§ 8. Mr. Anderson
To ask the Secretary of State for Transport what action he proposes to take on the findings of the inquiry conducted by the Monopolies and Mergers Commission into Network SouthEast.
§ Mr. David Mitchell
I am discussing the report with British Rail, which will be making its formal response in the new year.
§ Mr. Anderson
The Minister must be aware of the report's key recommendation that substantial new investment is required to resolve the chronic problems of overcrowding, cancellations and unpunctuality which plague 400,000 daily commuters in London and the southeast. Does he propose to ignore the recommendation or sweep it under the carpet?
§ Mr. Mitchell
It is not for Ministers to propose investment to British Rail; it is for British Rail to propose investment to Ministers. There are no proposals from British Rail that I have turned down that it has not been able to re-present in any acceptable form. The hon. Gentleman may like to know that the average annual investment in British Rail at 1985–86 prices was £112 million in 1970–79, £153 million in 1980–86 and the projected level is £175 million.
§ Mr. Moate
Does my hon. Friend agree that he has considerable influence with British Rail? Does he accept that there is serious concern about deteriorating standards in the south-east after many years during which services had improved progressively? Will he talk to British Rail about the need to implement some of the recommendations of the report to ensure decent travelling standards for hundreds of thousands of our fellow citizens?
§ Mr. Mitchell

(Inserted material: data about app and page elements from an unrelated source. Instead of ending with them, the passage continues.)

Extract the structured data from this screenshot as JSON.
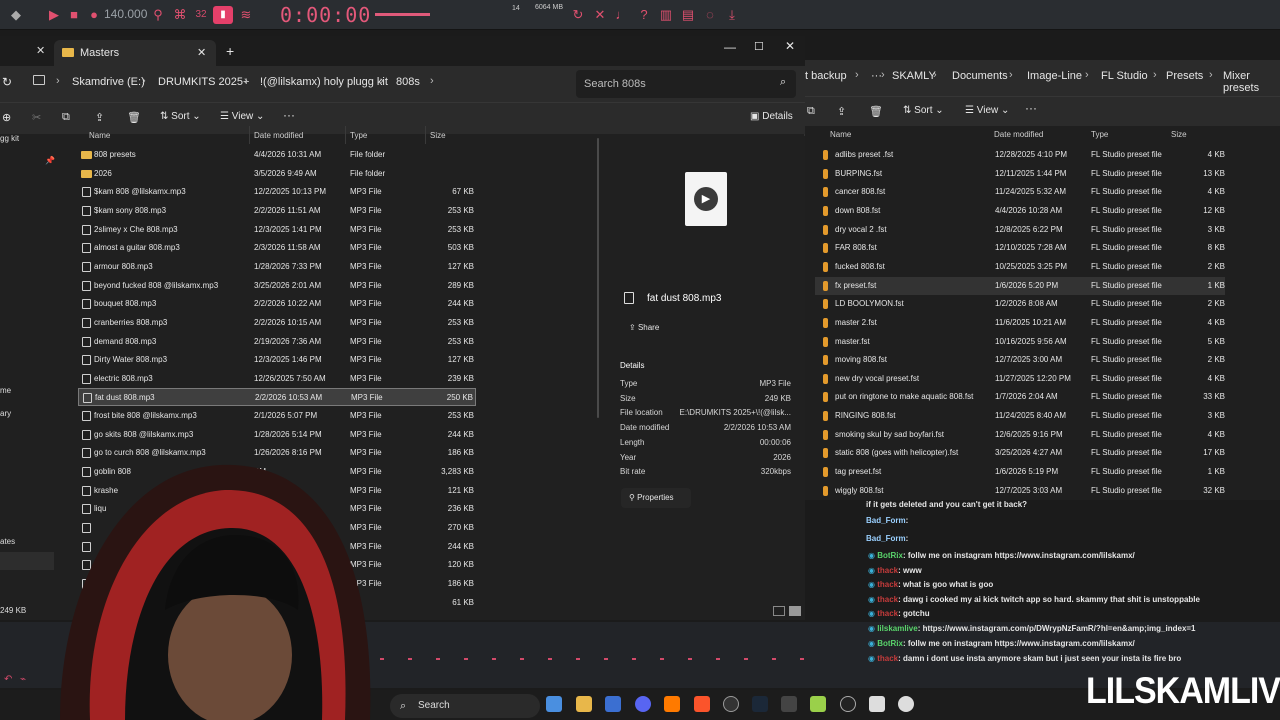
{
  "fl": {
    "tempo": "140.000",
    "time": "0:00:00",
    "cpu": "6064 MB",
    "voices": "14",
    "pattern_label": "32"
  },
  "explorer": {
    "tab_title": "Masters",
    "breadcrumb": [
      "Skamdrive (E:)",
      "DRUMKITS 2025+",
      "!(@lilskamx) holy plugg kit",
      "808s"
    ],
    "search_placeholder": "Search 808s",
    "commands": {
      "sort": "Sort",
      "view": "View",
      "more": "···",
      "details": "Details"
    },
    "nav_items": [
      "gg kit",
      "me",
      "ary",
      "ates"
    ],
    "status": "249 KB",
    "columns": [
      "Name",
      "Date modified",
      "Type",
      "Size"
    ],
    "rows": [
      {
        "name": "808 presets",
        "date": "4/4/2026 10:31 AM",
        "type": "File folder",
        "size": "",
        "folder": true
      },
      {
        "name": "2026",
        "date": "3/5/2026 9:49 AM",
        "type": "File folder",
        "size": "",
        "folder": true
      },
      {
        "name": "$kam 808 @lilskamx.mp3",
        "date": "12/2/2025 10:13 PM",
        "type": "MP3 File",
        "size": "67 KB"
      },
      {
        "name": "$kam sony 808.mp3",
        "date": "2/2/2026 11:51 AM",
        "type": "MP3 File",
        "size": "253 KB"
      },
      {
        "name": "2slimey x Che 808.mp3",
        "date": "12/3/2025 1:41 PM",
        "type": "MP3 File",
        "size": "253 KB"
      },
      {
        "name": "almost a guitar 808.mp3",
        "date": "2/3/2026 11:58 AM",
        "type": "MP3 File",
        "size": "503 KB"
      },
      {
        "name": "armour 808.mp3",
        "date": "1/28/2026 7:33 PM",
        "type": "MP3 File",
        "size": "127 KB"
      },
      {
        "name": "beyond fucked 808 @lilskamx.mp3",
        "date": "3/25/2026 2:01 AM",
        "type": "MP3 File",
        "size": "289 KB"
      },
      {
        "name": "bouquet 808.mp3",
        "date": "2/2/2026 10:22 AM",
        "type": "MP3 File",
        "size": "244 KB"
      },
      {
        "name": "cranberries 808.mp3",
        "date": "2/2/2026 10:15 AM",
        "type": "MP3 File",
        "size": "253 KB"
      },
      {
        "name": "demand 808.mp3",
        "date": "2/19/2026 7:36 AM",
        "type": "MP3 File",
        "size": "253 KB"
      },
      {
        "name": "Dirty Water 808.mp3",
        "date": "12/3/2025 1:46 PM",
        "type": "MP3 File",
        "size": "127 KB"
      },
      {
        "name": "electric 808.mp3",
        "date": "12/26/2025 7:50 AM",
        "type": "MP3 File",
        "size": "239 KB"
      },
      {
        "name": "fat dust 808.mp3",
        "date": "2/2/2026 10:53 AM",
        "type": "MP3 File",
        "size": "250 KB",
        "selected": true
      },
      {
        "name": "frost bite 808 @lilskamx.mp3",
        "date": "2/1/2026 5:07 PM",
        "type": "MP3 File",
        "size": "253 KB"
      },
      {
        "name": "go skits 808 @lilskamx.mp3",
        "date": "1/28/2026 5:14 PM",
        "type": "MP3 File",
        "size": "244 KB"
      },
      {
        "name": "go to curch 808 @lilskamx.mp3",
        "date": "1/26/2026 8:16 PM",
        "type": "MP3 File",
        "size": "186 KB"
      },
      {
        "name": "goblin 808",
        "date": "PM",
        "type": "MP3 File",
        "size": "3,283 KB"
      },
      {
        "name": "krashe",
        "date": "AM",
        "type": "MP3 File",
        "size": "121 KB"
      },
      {
        "name": "liqu",
        "date": "",
        "type": "MP3 File",
        "size": "236 KB"
      },
      {
        "name": "",
        "date": "",
        "type": "MP3 File",
        "size": "270 KB"
      },
      {
        "name": "",
        "date": "",
        "type": "MP3 File",
        "size": "244 KB"
      },
      {
        "name": "",
        "date": "",
        "type": "MP3 File",
        "size": "120 KB"
      },
      {
        "name": "",
        "date": "",
        "type": "MP3 File",
        "size": "186 KB"
      },
      {
        "name": "",
        "date": "",
        "type": "",
        "size": "61 KB"
      }
    ],
    "preview": {
      "filename": "fat dust 808.mp3",
      "share": "Share",
      "details_header": "Details",
      "properties": "Properties",
      "fields": [
        {
          "label": "Type",
          "value": "MP3 File"
        },
        {
          "label": "Size",
          "value": "249 KB"
        },
        {
          "label": "File location",
          "value": "E:\\DRUMKITS 2025+\\!(@lilsk..."
        },
        {
          "label": "Date modified",
          "value": "2/2/2026 10:53 AM"
        },
        {
          "label": "Length",
          "value": "00:00:06"
        },
        {
          "label": "Year",
          "value": "2026"
        },
        {
          "label": "Bit rate",
          "value": "320kbps"
        }
      ]
    }
  },
  "explorer2": {
    "breadcrumb": [
      "t backup",
      "···",
      "SKAMLY",
      "Documents",
      "Image-Line",
      "FL Studio",
      "Presets",
      "Mixer presets"
    ],
    "commands": {
      "sort": "Sort",
      "view": "View",
      "more": "···"
    },
    "columns": [
      "Name",
      "Date modified",
      "Type",
      "Size"
    ],
    "rows": [
      {
        "name": "adlibs preset .fst",
        "date": "12/28/2025 4:10 PM",
        "type": "FL Studio preset file",
        "size": "4 KB"
      },
      {
        "name": "BURPING.fst",
        "date": "12/11/2025 1:44 PM",
        "type": "FL Studio preset file",
        "size": "13 KB"
      },
      {
        "name": "cancer 808.fst",
        "date": "11/24/2025 5:32 AM",
        "type": "FL Studio preset file",
        "size": "4 KB"
      },
      {
        "name": "down 808.fst",
        "date": "4/4/2026 10:28 AM",
        "type": "FL Studio preset file",
        "size": "12 KB"
      },
      {
        "name": "dry vocal 2 .fst",
        "date": "12/8/2025 6:22 PM",
        "type": "FL Studio preset file",
        "size": "3 KB"
      },
      {
        "name": "FAR 808.fst",
        "date": "12/10/2025 7:28 AM",
        "type": "FL Studio preset file",
        "size": "8 KB"
      },
      {
        "name": "fucked 808.fst",
        "date": "10/25/2025 3:25 PM",
        "type": "FL Studio preset file",
        "size": "2 KB"
      },
      {
        "name": "fx preset.fst",
        "date": "1/6/2026 5:20 PM",
        "type": "FL Studio preset file",
        "size": "1 KB",
        "hl": true
      },
      {
        "name": "LD BOOLYMON.fst",
        "date": "1/2/2026 8:08 AM",
        "type": "FL Studio preset file",
        "size": "2 KB"
      },
      {
        "name": "master 2.fst",
        "date": "11/6/2025 10:21 AM",
        "type": "FL Studio preset file",
        "size": "4 KB"
      },
      {
        "name": "master.fst",
        "date": "10/16/2025 9:56 AM",
        "type": "FL Studio preset file",
        "size": "5 KB"
      },
      {
        "name": "moving 808.fst",
        "date": "12/7/2025 3:00 AM",
        "type": "FL Studio preset file",
        "size": "2 KB"
      },
      {
        "name": "new dry vocal preset.fst",
        "date": "11/27/2025 12:20 PM",
        "type": "FL Studio preset file",
        "size": "4 KB"
      },
      {
        "name": "put on ringtone to make aquatic 808.fst",
        "date": "1/7/2026 2:04 AM",
        "type": "FL Studio preset file",
        "size": "33 KB"
      },
      {
        "name": "RINGING 808.fst",
        "date": "11/24/2025 8:40 AM",
        "type": "FL Studio preset file",
        "size": "3 KB"
      },
      {
        "name": "smoking skul by sad boyfari.fst",
        "date": "12/6/2025 9:16 PM",
        "type": "FL Studio preset file",
        "size": "4 KB"
      },
      {
        "name": "static 808 (goes with helicopter).fst",
        "date": "3/25/2026 4:27 AM",
        "type": "FL Studio preset file",
        "size": "17 KB"
      },
      {
        "name": "tag preset.fst",
        "date": "1/6/2026 5:19 PM",
        "type": "FL Studio preset file",
        "size": "1 KB"
      },
      {
        "name": "wiggly 808.fst",
        "date": "12/7/2025 3:03 AM",
        "type": "FL Studio preset file",
        "size": "32 KB"
      }
    ]
  },
  "chat": [
    {
      "user": "",
      "text": "if it gets deleted and you can't get it back?",
      "ucolor": "#ffffff"
    },
    {
      "user": "Bad_Form",
      "text": ":",
      "ucolor": "#9ad0ff"
    },
    {
      "user": "Bad_Form",
      "text": ":",
      "ucolor": "#9ad0ff"
    },
    {
      "user": "BotRix",
      "text": ": follw me on instagram https://www.instagram.com/lilskamx/",
      "ucolor": "#59d36b"
    },
    {
      "user": "thack",
      "text": ": www",
      "ucolor": "#c43b3b"
    },
    {
      "user": "thack",
      "text": ": what is goo what is goo",
      "ucolor": "#c43b3b"
    },
    {
      "user": "thack",
      "text": ": dawg i cooked my ai kick twitch app so hard. skammy that shit is unstoppable",
      "ucolor": "#c43b3b"
    },
    {
      "user": "thack",
      "text": ": gotchu",
      "ucolor": "#c43b3b"
    },
    {
      "user": "lilskamlive",
      "text": ": https://www.instagram.com/p/DWrypNzFamR/?hl=en&amp;img_index=1",
      "ucolor": "#59d36b"
    },
    {
      "user": "BotRix",
      "text": ": follw me on instagram https://www.instagram.com/lilskamx/",
      "ucolor": "#59d36b"
    },
    {
      "user": "thack",
      "text": ": damn i dont use insta anymore skam but i just seen your insta its fire bro",
      "ucolor": "#c43b3b"
    }
  ],
  "taskbar": {
    "search": "Search"
  },
  "watermark": "LILSKAMLIVE"
}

Yes, I shall discuss the report with British Rail and, of course, take account of my hon. Friend's points. However, we are sometimes a little unfair to British Rail and its staff, especially in the Network SouthEast area, because punctuality has increased from 84 per cent. of all trains arriving within five minutes in 1979 to 91 per cent. last year. Reliability has also increased with cancellations decreasing from 4.9, to 1.6 per cent. Several other quality standards have been improved.
§ Mr. Snape
Does the Minister accept that this is the second such inquiry in seven years and that, like the previous one, the main recommendation of this inquiry has been the need for greater investment in rail services in Network SouthEast? Does he accept that Opposition Members blame, not British Rail and its staff, but the hon. Gentleman and his right hon. and hon. Friends?
§ Mr. Mitchell
It is all very well for the hon. Gentleman to seek to do that, but he must know that British Rail proposes investment decisions and that I dispose of them—or, rather, the Secretary of State and I do that—and that in disposing of them I have given approval time after time. I think it is fair to say that no other Minister in a similar period has given as much approval as I have done. 10 For good measure, I advise the hon. Gentleman that I have just approved £59.5 million for new electric multiple units for the great eastern lines.